» What needs to be done
The answer must be a word-for-word copy of the records below, with every picture left out.

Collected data
- - -

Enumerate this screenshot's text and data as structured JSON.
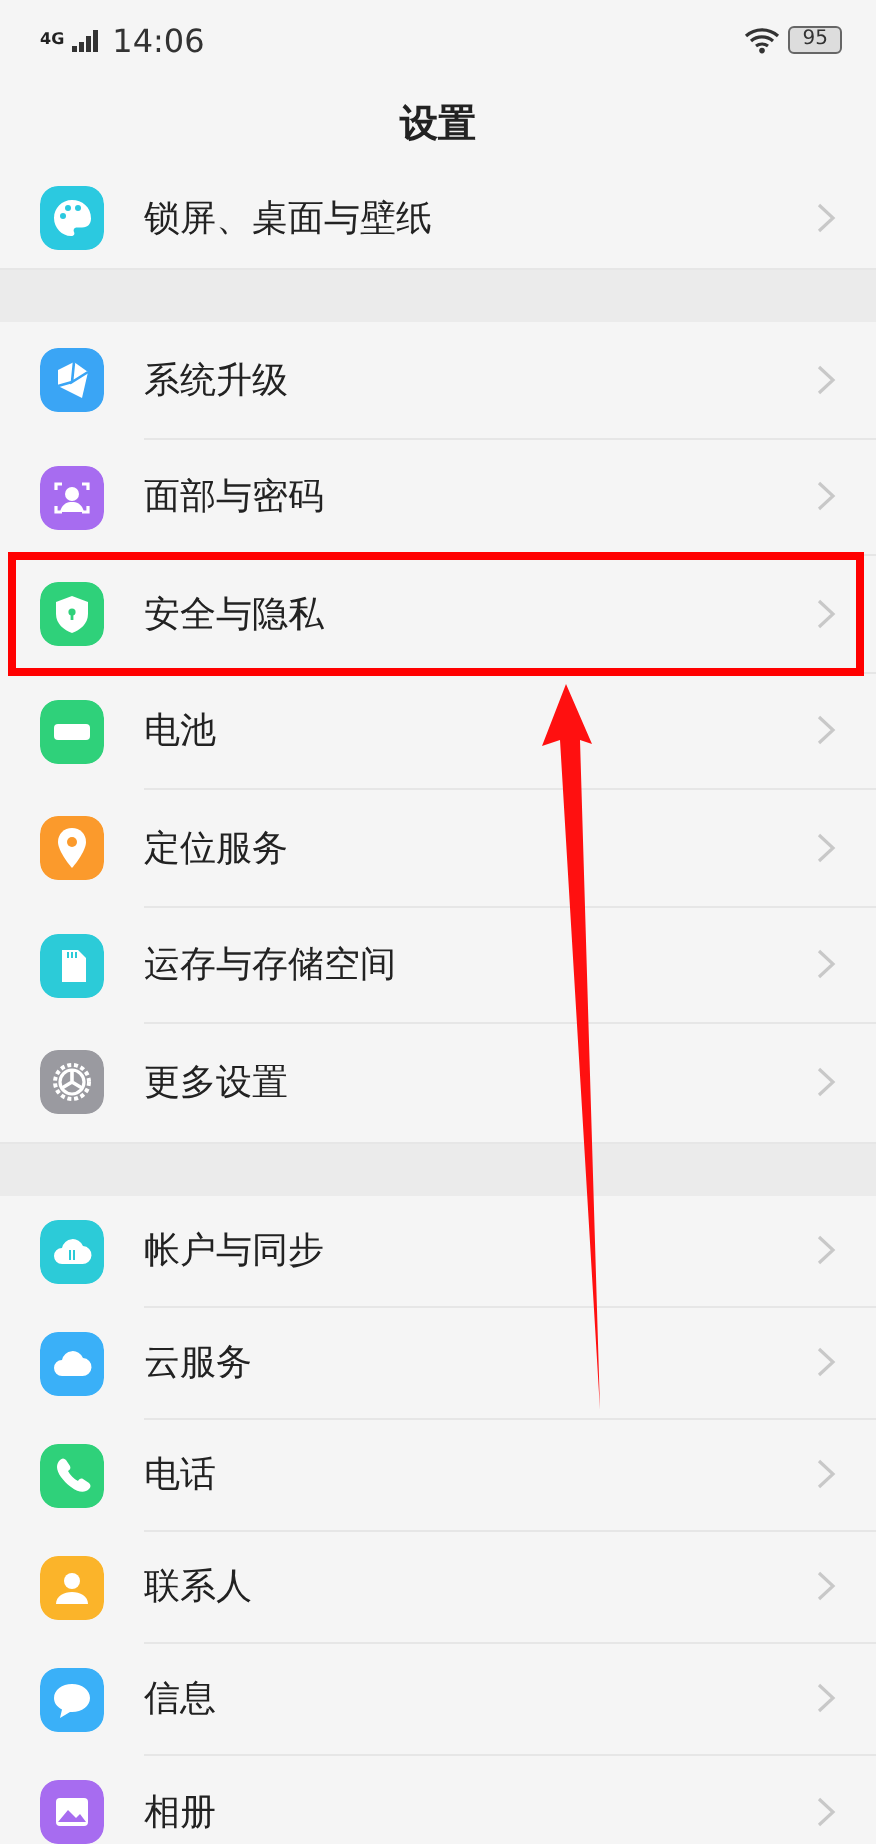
{
  "status_bar": {
    "network": "4G",
    "time": "14:06",
    "battery": "95"
  },
  "title": "设置",
  "groups": [
    {
      "items": [
        {
          "label": "锁屏、桌面与壁纸",
          "color": "#2bc9e0",
          "highlighted": false
        }
      ]
    },
    {
      "items": [
        {
          "label": "系统升级",
          "color": "#3aa5f5",
          "highlighted": false
        },
        {
          "label": "面部与密码",
          "color": "#a76cf0",
          "highlighted": false
        },
        {
          "label": "安全与隐私",
          "color": "#2fd17a",
          "highlighted": true
        },
        {
          "label": "电池",
          "color": "#2fd17a",
          "highlighted": false
        },
        {
          "label": "定位服务",
          "color": "#fb9a2c",
          "highlighted": false
        },
        {
          "label": "运存与存储空间",
          "color": "#2ccbd8",
          "highlighted": false
        },
        {
          "label": "更多设置",
          "color": "#9a9aa0",
          "highlighted": false
        }
      ]
    },
    {
      "items": [
        {
          "label": "帐户与同步",
          "color": "#2ccbd8",
          "highlighted": false
        },
        {
          "label": "云服务",
          "color": "#3ab0f8",
          "highlighted": false
        },
        {
          "label": "电话",
          "color": "#2fd17a",
          "highlighted": false
        },
        {
          "label": "联系人",
          "color": "#fbb42a",
          "highlighted": false
        },
        {
          "label": "信息",
          "color": "#3ab0f8",
          "highlighted": false
        },
        {
          "label": "相册",
          "color": "#a76cf0",
          "highlighted": false
        }
      ]
    }
  ]
}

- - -

» Exercise answer
Enumerate this screenshot's text and data as structured JSON.
{
  "status_bar": {
    "network": "4G",
    "time": "14:06",
    "battery": "95"
  },
  "title": "设置",
  "groups": [
    {
      "items": [
        {
          "label": "锁屏、桌面与壁纸",
          "color": "#2bc9e0",
          "highlighted": false
        }
      ]
    },
    {
      "items": [
        {
          "label": "系统升级",
          "color": "#3aa5f5",
          "highlighted": false
        },
        {
          "label": "面部与密码",
          "color": "#a76cf0",
          "highlighted": false
        },
        {
          "label": "安全与隐私",
          "color": "#2fd17a",
          "highlighted": true
        },
        {
          "label": "电池",
          "color": "#2fd17a",
          "highlighted": false
        },
        {
          "label": "定位服务",
          "color": "#fb9a2c",
          "highlighted": false
        },
        {
          "label": "运存与存储空间",
          "color": "#2ccbd8",
          "highlighted": false
        },
        {
          "label": "更多设置",
          "color": "#9a9aa0",
          "highlighted": false
        }
      ]
    },
    {
      "items": [
        {
          "label": "帐户与同步",
          "color": "#2ccbd8",
          "highlighted": false
        },
        {
          "label": "云服务",
          "color": "#3ab0f8",
          "highlighted": false
        },
        {
          "label": "电话",
          "color": "#2fd17a",
          "highlighted": false
        },
        {
          "label": "联系人",
          "color": "#fbb42a",
          "highlighted": false
        },
        {
          "label": "信息",
          "color": "#3ab0f8",
          "highlighted": false
        },
        {
          "label": "相册",
          "color": "#a76cf0",
          "highlighted": false
        }
      ]
    }
  ]
}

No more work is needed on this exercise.